'(l) Specimen size: 2.l08"X0.3l3"X0r085". v I i 7 92-9 6-97 (2) Specimen condition: Ascast. 99.9 7.21 (3) Dry air flow: 5.25 liters per minute; Dew point; I00F.
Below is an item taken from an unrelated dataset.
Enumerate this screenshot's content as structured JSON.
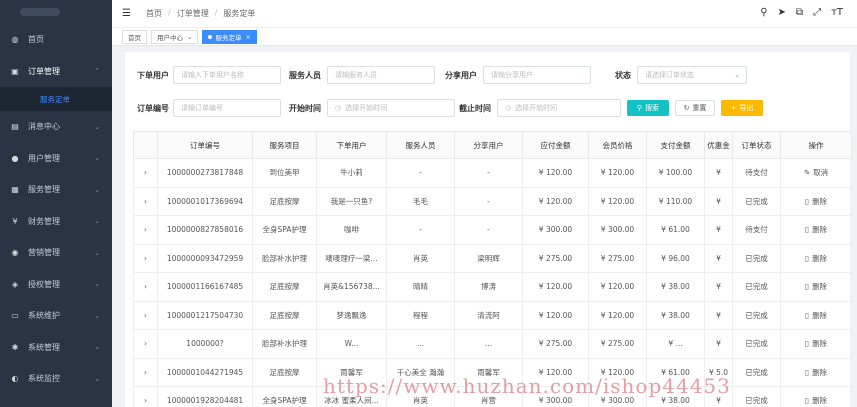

(4) Weights measured at 2000F during testing. '(I) Specimen size: l.7l8"X0.27l"X0.l0l". I (2) p m ondition: As-Cast. The results of the tests at 1,750F are not as accurate 2:; tfgzggi 'm f zjf 'g as those at 2,000F due to smaller changes in weight, but this series of tests shows the general trend in the TABLE VIII change of weight due to oxidation as more cerium is included in the alloy. The tests at 2,000JF (Tables VI CONTINUOUS WEIGHT GAIN FOR OXIDATION AT IX) clearly show the beneficial effect of cerium in re- ZOOOOF 000% CERIUM wg e 2O tarding the rate of oxidation. The samples containing Time (Hours) ori /cm) cerium form progressively thinner and more adherent OJ 0-31 scaleas the cerium content was increased. Based upon the test results shown in Tables II IX, :13 133 it may be concluded that cerium increases the adherence of the oxide scale to the metal substrate and deiiii 5:33 ,qrs s sths thickness of the l 7.. 23:; iii}, The alloy of our invention may be used for a number 6 -2 5- of different applications such as, for example, metal 33:; if fired heaters, reactor vessels for treating pulping li- 99.3 5.60 quors, refinery heaters, acid handling equipment and e metallurgical heat treating furnace components. I) Specimen size: 2.l07"X0.377"X0.|00". e condiliow While we have described a preferred embodiment of :2; 3231x33111,111,535 321;fljfi 'gf 00F our invention, it may otherwise embodied within the Y I A V A A m M m .999? 9gb? P pdi m V. W TABLE IX 1. A high temperature corrosion resistant alloy conh WEIGHT GAIN FOR OXIDATION AT sisting essentially of 45 55 percent chromium, 45 55 200005 028%CER1UM (HEAT 5) 40 percent nickel, 0.003 0.4 percent cerium and beweishl Gain tween 0.3 percent and 3.0 percent of at least one of the Time (mg/cm) metals selected from the group consisting of titanium, OJ 020 zirconium and hafnium, there being no more than 1.5 3% 8-3 percent of anyone of said metals. 1 1) V i A W 57 J" 2. A high temperature corrosion resistant alloy con- 3'3 13; sisting essentially of 45 55 percent chromium, 45 55 8:0 1.34 percent nickel, 0.003 0.4 percent cerium and be- 33 1-3? We?!) 1132 m. and P n tan um, 7, 0,4713 2:14 7 a r H ,v.